Opec will continue pursuing efforts to stabilise the oil market and will do “whatever is necessary”, Saudi Energy Minister Prince Abdulaziz bin Salman said at the Opec International Seminar in Vienna on Wednesday.

He said the market would not be left “unattended” and that the output policy announced on June 4 was “too big for people to comprehend”.

His remarks come after the world’s largest oil exporter said it would extend its voluntary production cut of a million barrels per day, which was initially announced for July, for another month.

Saudi Arabia, the world’s largest oil exporter, on Monday said it will extend its production cut of one million barrels per day, which was initially announced for July, for another month.

The kingdom’s production for August will be about nine million bpd and “this additional voluntary cut comes to reinforce the precautionary efforts made by Opec countries with the aim of supporting the stability and balance of oil markets”, the Saudi Press Agency reported.

Russia is also cutting its oil supplies by 500,000 bpd in August on top of the output reductions that have already been announced, state news agency Tass reported on Monday.

Sluggish demand in US, China and Europe are however weighing over investor sentiment.
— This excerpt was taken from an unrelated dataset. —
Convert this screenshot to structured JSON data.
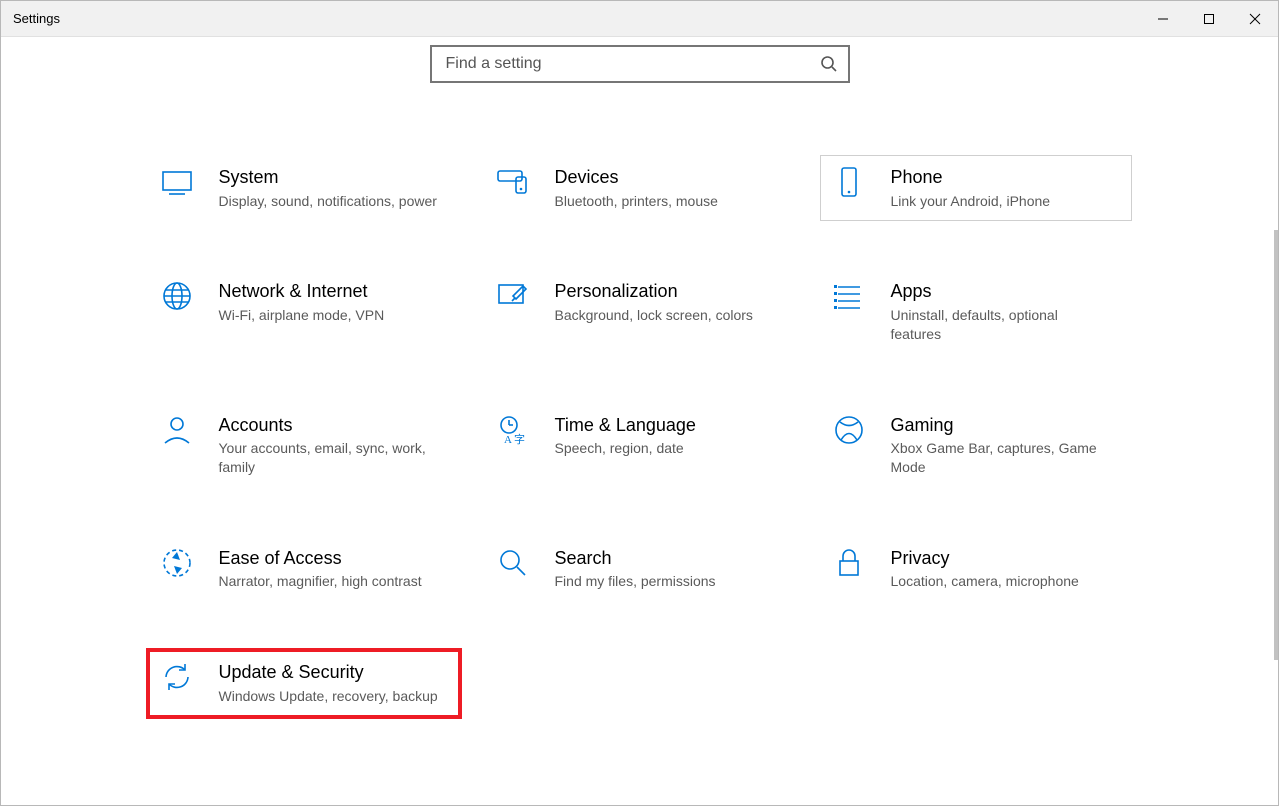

US manufacturing activity slumped further in June, reaching levels last seen in April 2020.

The ISM’s manufacturing PMI fell to 46.0 last month, down from 46.9 in May. The PMI remained below 50 for the eighth consecutive month, indicating contraction in the sector.

Factory activity growth in China, the world’s second largest economy and top crude importer, slowed in June.

The Caixin/S&P Global manufacturing purchasing managers' index eased to 50.5 last month from 50.9 in May. The 50-point index mark separates expansion from contraction.

After rising at the quickest rate in 11 months in May, Chinese manufacturing output expanded only slightly in June.

In April 2020, the Opec alliance of 23 oil-producing countries announced its largest production cut yet, 9.7 million bpd, as Covid-19 lockdowns hit global fuel demand and took Brent crude below $30 a barrel.

The Saudi and Russian announcements triggered concerns of a supply crunch that sent oil prices higher, Singapore-based oil markets consultancy Vanda Insights said in a research note.

However, traders are now taking stock of the situation, which has “prompted some profit-taking”.

“Many market participants would be sceptical of the gains notched in the North Sea benchmark in the previous session amid low trading volumes due to a public holiday in the US.”

Last month, Opec agreed to stick to its existing output cuts until the end of 2024.

The group has total production curbs of 3.66 million bpd, or about 3.7 per cent of global demand, in place, including a two million bpd reduction agreed last year and voluntary cuts of 1.66 million bpd announced in April.

Updated: July 05, 2023, 3:51 PM